At least 11.3 million jobs opened up in the U.S. “amid a dire national labor shortage” sparked by the pandemic, according to the July 10 AP story.
When Antonio McGowan walked out Mississippi’s Parchman State Penitentiary in 2014, and after 17 years, he had trouble finding a stable job and paycheck.
“Things weren’t in place” McGowan said. “They weren’t where I wanted them to be as far as being an individual back in society. It was a struggle.”
McGowan found himself working from one odd job to the next, including landscaping and painting, but it was not enough to pay the bills.

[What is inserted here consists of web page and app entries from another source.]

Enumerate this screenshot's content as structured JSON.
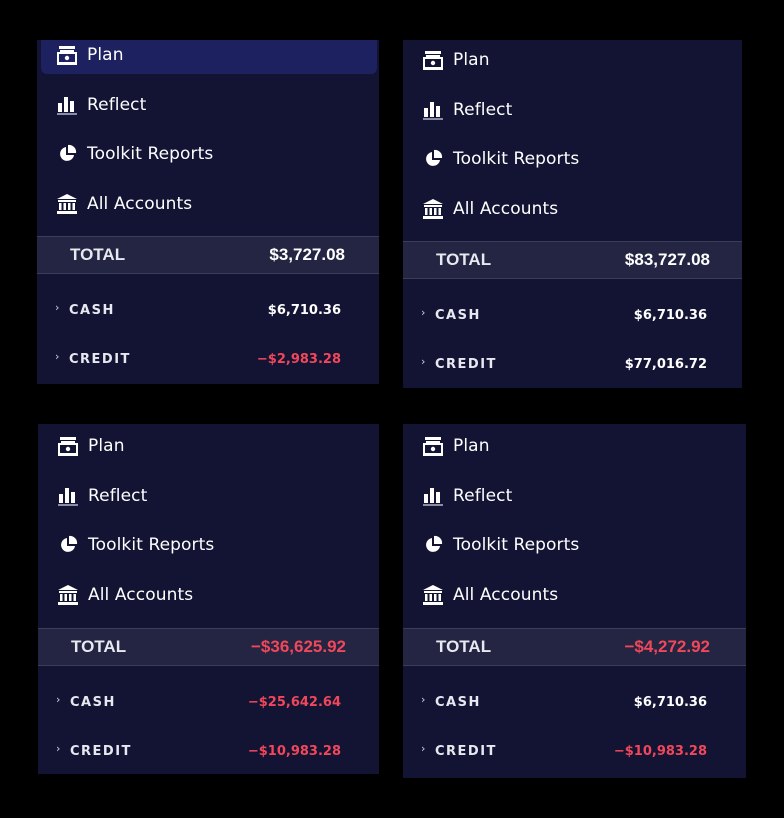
{
  "nav": {
    "plan_label": "Plan",
    "reflect_label": "Reflect",
    "toolkit_label": "Toolkit Reports",
    "accounts_label": "All Accounts"
  },
  "panels": [
    {
      "active": "plan",
      "total_label": "TOTAL",
      "total_value": "$3,727.08",
      "total_negative": false,
      "accounts": [
        {
          "name": "CASH",
          "value": "$6,710.36",
          "negative": false
        },
        {
          "name": "CREDIT",
          "value": "−$2,983.28",
          "negative": true
        }
      ]
    },
    {
      "active": "none",
      "total_label": "TOTAL",
      "total_value": "$83,727.08",
      "total_negative": false,
      "accounts": [
        {
          "name": "CASH",
          "value": "$6,710.36",
          "negative": false
        },
        {
          "name": "CREDIT",
          "value": "$77,016.72",
          "negative": false
        }
      ]
    },
    {
      "active": "none",
      "total_label": "TOTAL",
      "total_value": "−$36,625.92",
      "total_negative": true,
      "accounts": [
        {
          "name": "CASH",
          "value": "−$25,642.64",
          "negative": true
        },
        {
          "name": "CREDIT",
          "value": "−$10,983.28",
          "negative": true
        }
      ]
    },
    {
      "active": "none",
      "total_label": "TOTAL",
      "total_value": "−$4,272.92",
      "total_negative": true,
      "accounts": [
        {
          "name": "CASH",
          "value": "$6,710.36",
          "negative": false
        },
        {
          "name": "CREDIT",
          "value": "−$10,983.28",
          "negative": true
        }
      ]
    }
  ],
  "colors": {
    "background": "#000000",
    "panel": "#131434",
    "active_nav": "#1e2160",
    "total_row": "#232542",
    "negative": "#f0475a",
    "text": "#ffffff"
  },
  "icons": {
    "plan": "register-icon",
    "reflect": "bar-chart-icon",
    "toolkit": "pie-chart-icon",
    "accounts": "bank-icon"
  }
}
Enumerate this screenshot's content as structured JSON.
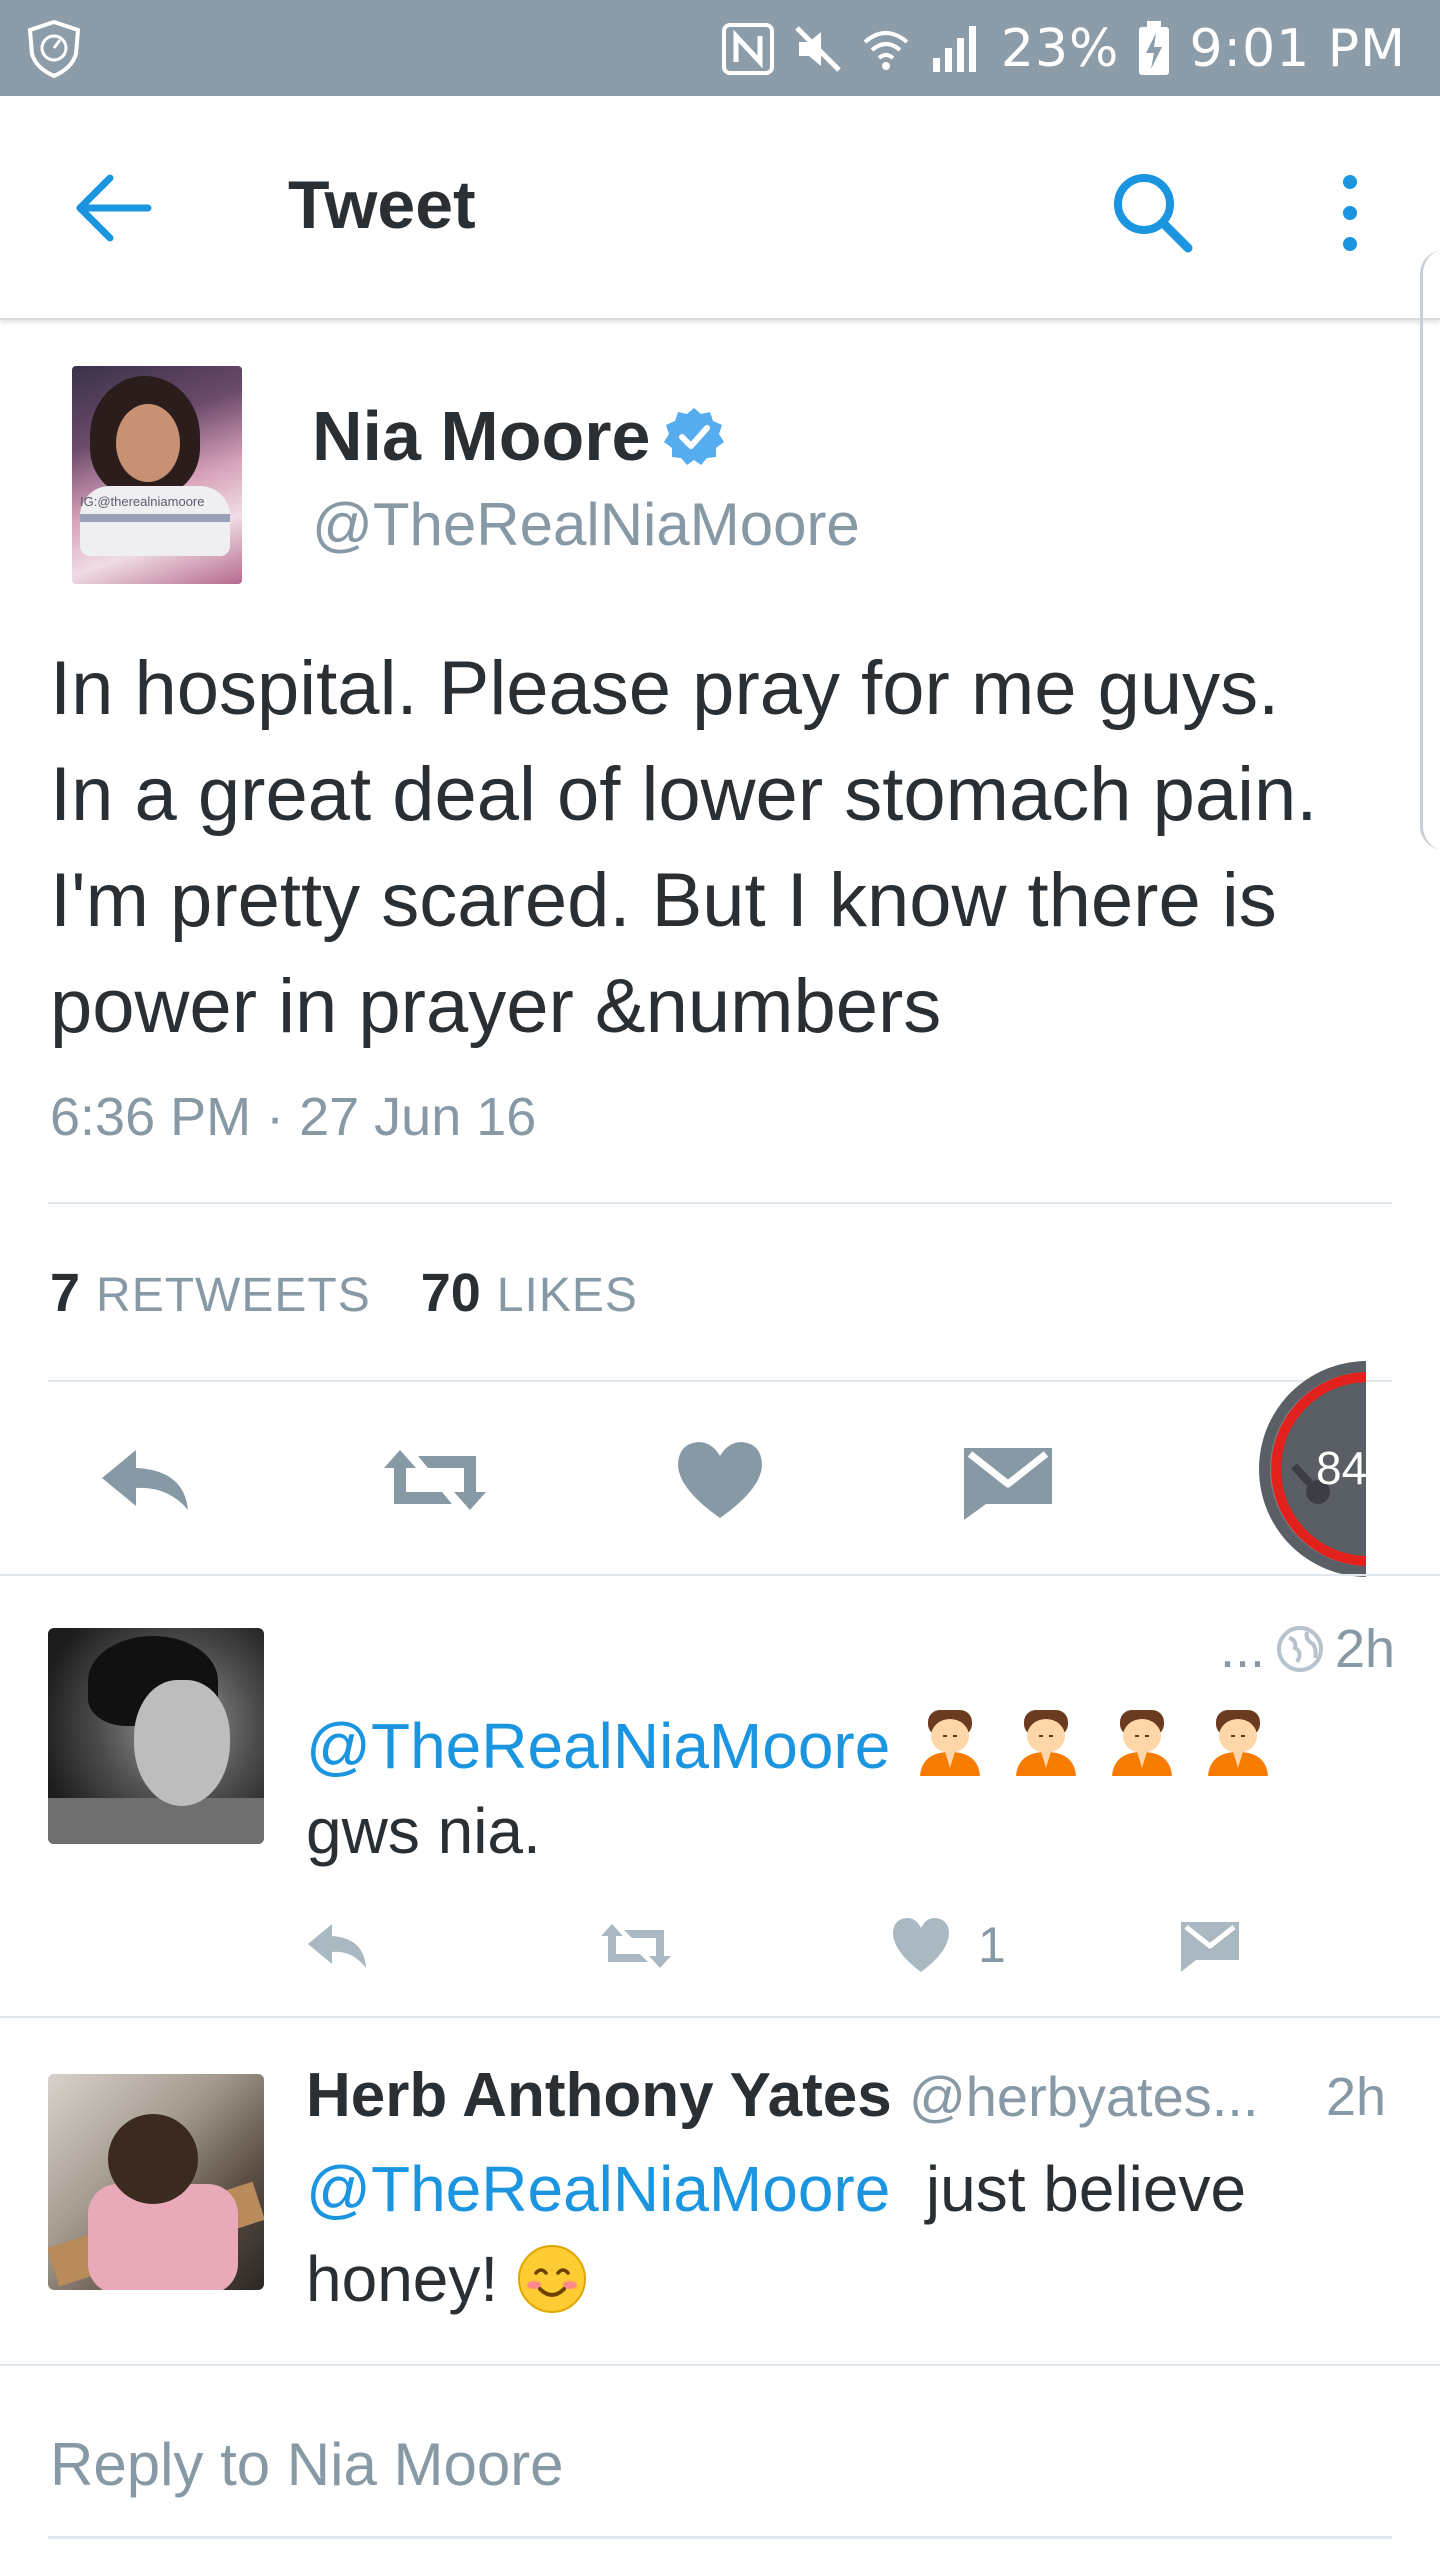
{
  "status_bar": {
    "battery": "23%",
    "time": "9:01 PM"
  },
  "toolbar": {
    "title": "Tweet"
  },
  "tweet": {
    "author_name": "Nia Moore",
    "author_handle": "@TheRealNiaMoore",
    "avatar_caption": "IG:@therealniamoore",
    "text_lines": [
      "In hospital. Please pray for me guys.",
      "In a great deal of lower stomach pain.",
      "I'm pretty scared. But I know there is",
      "power in prayer &numbers"
    ],
    "timestamp": "6:36 PM · 27 Jun 16",
    "retweets_count": "7",
    "retweets_label": "RETWEETS",
    "likes_count": "70",
    "likes_label": "LIKES"
  },
  "floating_badge": {
    "count": "84"
  },
  "replies": [
    {
      "meta_prefix": "...",
      "age": "2h",
      "mention": "@TheRealNiaMoore",
      "text": "gws nia.",
      "like_count": "1"
    },
    {
      "name": "Herb Anthony Yates",
      "handle": "@herbyates...",
      "age": "2h",
      "mention": "@TheRealNiaMoore",
      "text_line1": "just believe",
      "text_line2": "honey!"
    }
  ],
  "reply_box": {
    "placeholder": "Reply to Nia Moore"
  },
  "colors": {
    "status_bar": "#8d9ca9",
    "accent_blue": "#1b95e0",
    "icon_gray": "#8899a6",
    "text": "#292f33"
  }
}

It was difficult finding a permanent job with a criminal record.
In recent years, McGowan was able to find employment with the help of the Hinds County Reentry Program and MagCor, companies that provide job training for people in Mississippi correctional facilities and formerly incarcerated people seeking employment. These jobs provide stable hours and a paycheck.

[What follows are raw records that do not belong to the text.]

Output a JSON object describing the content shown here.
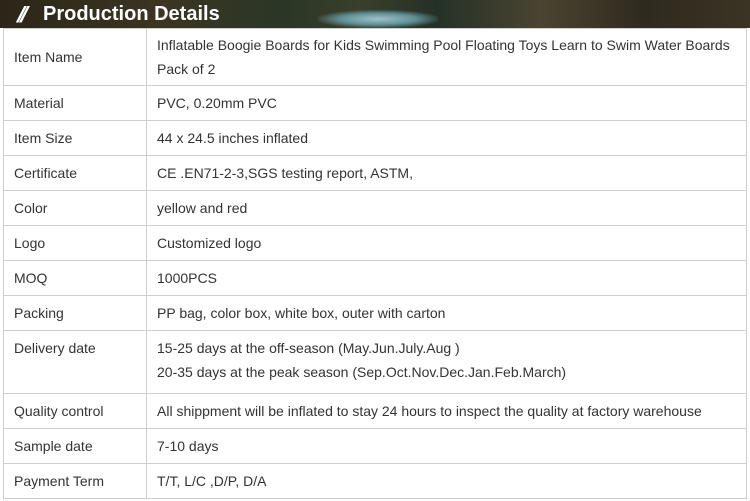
{
  "banner": {
    "title": "Production Details",
    "marker": "//"
  },
  "rows": [
    {
      "label": "Item Name",
      "lines": [
        "Inflatable Boogie Boards for Kids Swimming Pool Floating Toys Learn to Swim Water Boards",
        "Pack of 2"
      ]
    },
    {
      "label": "Material",
      "lines": [
        "PVC, 0.20mm PVC"
      ]
    },
    {
      "label": "Item Size",
      "lines": [
        "44 x 24.5 inches inflated"
      ]
    },
    {
      "label": "Certificate",
      "lines": [
        "CE .EN71-2-3,SGS testing report, ASTM,"
      ]
    },
    {
      "label": "Color",
      "lines": [
        "yellow and red"
      ]
    },
    {
      "label": "Logo",
      "lines": [
        "Customized logo"
      ]
    },
    {
      "label": "MOQ",
      "lines": [
        "1000PCS"
      ]
    },
    {
      "label": "Packing",
      "lines": [
        "PP bag, color box, white box, outer with carton"
      ]
    },
    {
      "label": "Delivery date",
      "lines": [
        "15-25 days at the off-season (May.Jun.July.Aug )",
        "20-35 days at the peak season (Sep.Oct.Nov.Dec.Jan.Feb.March)"
      ]
    },
    {
      "label": "Quality control",
      "lines": [
        "All shippment will be inflated to stay 24 hours to inspect the quality at factory warehouse"
      ]
    },
    {
      "label": "Sample date",
      "lines": [
        "7-10 days"
      ]
    },
    {
      "label": "Payment Term",
      "lines": [
        "T/T, L/C ,D/P, D/A"
      ]
    }
  ]
}
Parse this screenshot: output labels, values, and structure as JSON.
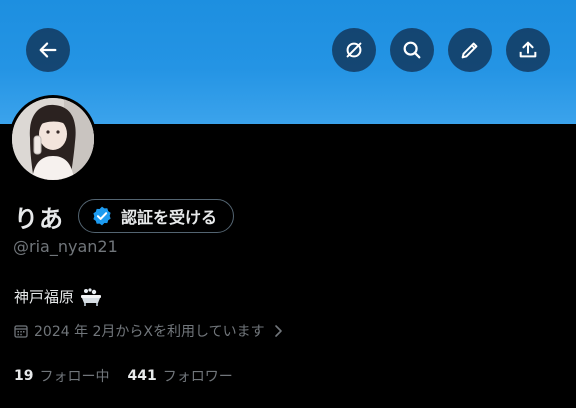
{
  "profile": {
    "display_name": "りあ",
    "handle": "@ria_nyan21",
    "bio": "神戸福原",
    "joined": "2024 年 2月からXを利用しています",
    "following_count": "19",
    "following_label": "フォロー中",
    "followers_count": "441",
    "followers_label": "フォロワー"
  },
  "verify_button": {
    "label": "認証を受ける"
  },
  "icons": {
    "back": "arrow-left-icon",
    "noedit": "grok-slash-icon",
    "search": "search-icon",
    "edit": "pencil-icon",
    "share": "share-upload-icon",
    "verified": "verified-badge-icon",
    "calendar": "calendar-icon",
    "chevron": "chevron-right-icon",
    "bio_emoji": "bathtub-icon"
  },
  "colors": {
    "banner": "#2494e4",
    "background": "#000000",
    "text_primary": "#e7e9ea",
    "text_secondary": "#71767b",
    "verified_blue": "#1d9bf0"
  }
}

“We think the pandemic, in a sense, was a big help,” MagCor recruiter Eric Beamon said. “If no one wants to work anymore, or if everyone wants to work from home, employers are begging for employees.”
Studies show that having a stable job reduces recidivism. Even though not everyone is willing to hire people with criminal records, a 2021 survey conducted by the Society for Human Resource Management Foundation and the Charles Koch Institute shows 53% of professionals say they are willing to hire people with criminal records, up from 37% in 2018, according to the AP.
With the help of Upchurch Services, a company that allows workers to take classes in repair services and gain experience in the field, McGowan found a fulltime job in air conditioning and heating repairs, working 40 hours a week. He earns $15 an hour plus overtime and has full health care coverage.
“Summer, winter, spring or fall, you’ll need either heat or air conditioning,” he said. “So I found something I can help people out with. At the same time, it can keep me in the working class, so I don’t fall back into the things I used to do.”
McGowan said his work means more than just a job. “It’s the look on someone’s face,” he said. “When you fix something of theirs that’s been broken, they just smile. I spent so many years hurting people. So I know the look people have when they feel hurt. To see the reverse of that, it’s enough to make me happy.”
Other companies such as Amazon, Waffle House, and Columbus-based Lyle Machinery are among firms willing to hire ex-prisoners. There has been an increase in new jobs and in wages, some as paying as much as $20 an hour.
The workforce reentry program also provides parolees with mentors to help with the challenges after incarceration. Cynetra Freeman was Savannah Hayden’s mentor after she was released from prison in November for five felony convictions.
Freeman is the founder of Mississippi Center for Reentry, an organization that prepares inmates to leave prison and be ready and prepared for the workforce.
The day after Freeman was released from prison, she recalls taking the bus to the employment agency, only to be told she would never get a job because of her criminal record.
“This crushed me and made me think about others who felt the same devastation,” Freeman said. “Employment is one of the toughest aspects for a person who is just returning home.”
Freeman encouraged Hayden to think long-term for a stable job. Hayden now works as the mental health and drug addiction coordinator for Freeman at the Center for Reentry.
“After so many doors are slammed in your face, you get tired of asking,” Hayden said. “But there will be a person who says ‘yes,’ and that will change your life.”